Berean cogitations

Friday, September 02, 2005

Rational faith

Atheists and other Christian-bashers often dismiss Christians as being irrational. They frequently claim that Christians simply turn their brains off and accepting their beliefs on blind, unreasoning faith. They often say that faith is, by its very nature, irrational. Conversely, they pat themselves on the back and congratulate themselves for being (ahem) "rational."

This simply proves that they haven't put much thought into their own claims. In reality, atheistic and Christian-bashing claims are often a horrible mishmash of illogic and self-contradition.

Sadly (and amazingly!), many Christians are quick to accept atheist accusations. I've often heard Christians insist that they don't need to study the scientific or historical basis for Christianity; after all, they have "faith"! I've often heard Christians criticize those believers who study such evidence, insisting that "Faith with evidence isn't faith at all!"

Balderdash. There is nothing mutually exclusive about faith and evidence. If my best friend has proven himself to be trustworthy and reliable, then I can put my faith in his steadfastness... and why? Because of the evidence. Because he has shown himself to be worthy of faith. Similarly, I have faith that my mother would lay down her life for me, even though she has never proven this. Why? Because of the evidence..

No, faith is not belief without evidence. Rather, faith is belief without proof -- without absolute proof. Faith is believing in something, while knowing full well that this belief has not been proven to be true. In other words, faith need not be blind faith.

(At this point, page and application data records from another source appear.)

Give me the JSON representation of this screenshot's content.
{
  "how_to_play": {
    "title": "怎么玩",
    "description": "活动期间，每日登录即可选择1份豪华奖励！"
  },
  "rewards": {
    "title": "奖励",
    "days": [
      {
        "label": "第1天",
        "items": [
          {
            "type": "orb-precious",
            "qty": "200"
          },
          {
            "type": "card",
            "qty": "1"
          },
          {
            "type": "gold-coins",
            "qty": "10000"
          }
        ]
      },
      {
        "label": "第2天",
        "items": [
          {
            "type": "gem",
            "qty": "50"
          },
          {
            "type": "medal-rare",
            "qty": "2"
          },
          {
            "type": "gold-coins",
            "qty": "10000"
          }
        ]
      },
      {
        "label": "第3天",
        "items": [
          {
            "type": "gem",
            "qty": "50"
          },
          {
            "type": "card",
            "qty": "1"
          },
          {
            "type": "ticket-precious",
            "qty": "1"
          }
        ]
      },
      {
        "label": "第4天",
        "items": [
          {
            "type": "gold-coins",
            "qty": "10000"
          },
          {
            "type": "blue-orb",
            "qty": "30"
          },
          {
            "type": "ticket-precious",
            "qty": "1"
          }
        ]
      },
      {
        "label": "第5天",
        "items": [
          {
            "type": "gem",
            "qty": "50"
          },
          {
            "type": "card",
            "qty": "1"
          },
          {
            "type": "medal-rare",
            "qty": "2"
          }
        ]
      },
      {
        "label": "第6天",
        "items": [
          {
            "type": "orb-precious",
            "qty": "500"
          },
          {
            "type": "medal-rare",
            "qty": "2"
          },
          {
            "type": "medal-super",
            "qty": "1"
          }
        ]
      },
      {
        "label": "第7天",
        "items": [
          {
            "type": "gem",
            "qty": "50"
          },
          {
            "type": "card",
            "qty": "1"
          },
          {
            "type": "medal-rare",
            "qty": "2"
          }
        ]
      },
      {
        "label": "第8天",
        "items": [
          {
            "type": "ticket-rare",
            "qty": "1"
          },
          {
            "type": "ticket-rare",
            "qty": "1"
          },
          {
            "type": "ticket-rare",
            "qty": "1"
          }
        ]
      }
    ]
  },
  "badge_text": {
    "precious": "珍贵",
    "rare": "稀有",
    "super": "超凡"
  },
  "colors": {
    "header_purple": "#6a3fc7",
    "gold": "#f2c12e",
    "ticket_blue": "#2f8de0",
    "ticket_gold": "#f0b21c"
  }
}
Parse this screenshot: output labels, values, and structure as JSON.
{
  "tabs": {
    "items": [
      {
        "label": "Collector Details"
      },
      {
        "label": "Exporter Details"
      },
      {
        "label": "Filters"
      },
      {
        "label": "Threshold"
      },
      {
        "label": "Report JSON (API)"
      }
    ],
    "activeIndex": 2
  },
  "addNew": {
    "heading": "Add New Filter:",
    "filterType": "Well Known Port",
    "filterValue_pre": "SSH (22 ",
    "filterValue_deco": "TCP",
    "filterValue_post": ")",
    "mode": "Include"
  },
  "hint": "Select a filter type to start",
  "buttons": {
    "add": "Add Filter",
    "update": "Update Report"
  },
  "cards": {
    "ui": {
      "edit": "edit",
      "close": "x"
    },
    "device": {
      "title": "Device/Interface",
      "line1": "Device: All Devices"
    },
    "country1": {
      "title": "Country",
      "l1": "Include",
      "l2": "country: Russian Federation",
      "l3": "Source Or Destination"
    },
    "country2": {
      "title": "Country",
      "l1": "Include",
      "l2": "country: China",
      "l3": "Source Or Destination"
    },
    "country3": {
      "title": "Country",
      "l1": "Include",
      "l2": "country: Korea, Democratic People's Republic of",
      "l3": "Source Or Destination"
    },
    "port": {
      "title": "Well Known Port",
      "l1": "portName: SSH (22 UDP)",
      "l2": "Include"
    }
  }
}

Now, this is where critics frequently backpedal. They'll say things like, "Oh, but your friend HAS proven himself. Therefore, your belief in him isn't really faith." Or they'll say, "Well, I think your mother has proven that she'd die for you. So that's not faith your talking about." Again, balderdash. My friend has proven no such thing; in fact, it's entirely possible that he'll turn around someday and stab me in the back. It is also possible that my mother would choose to save her own life rather than put herself at risk for me. They have provided evidence of their steadfastness, but not absolute proof. Ergo, my belief in them is rooted in evidence, and it most certainly require faith.

Just look at the New Testament writers. Did they ever tell their audience, "Ya just gotta believe! Don't get hung up on logic. Ya just gotta take that leap of faith, because I'm telling you the truth!" No, they didn't. Instead, they appealed to evidence--evidence such as fulfilled prophecies, the Resurrection, and Paul's own transformed life. Ultimately, a measure of faith was still required, but they asked the people to consider the evidence as they formed their faith.

Contrary to what the skeptics--and many Christians--would say, faith does not have to be blind. In fact, true Biblical faith, as modelled by the Apostles, should not be blind at all.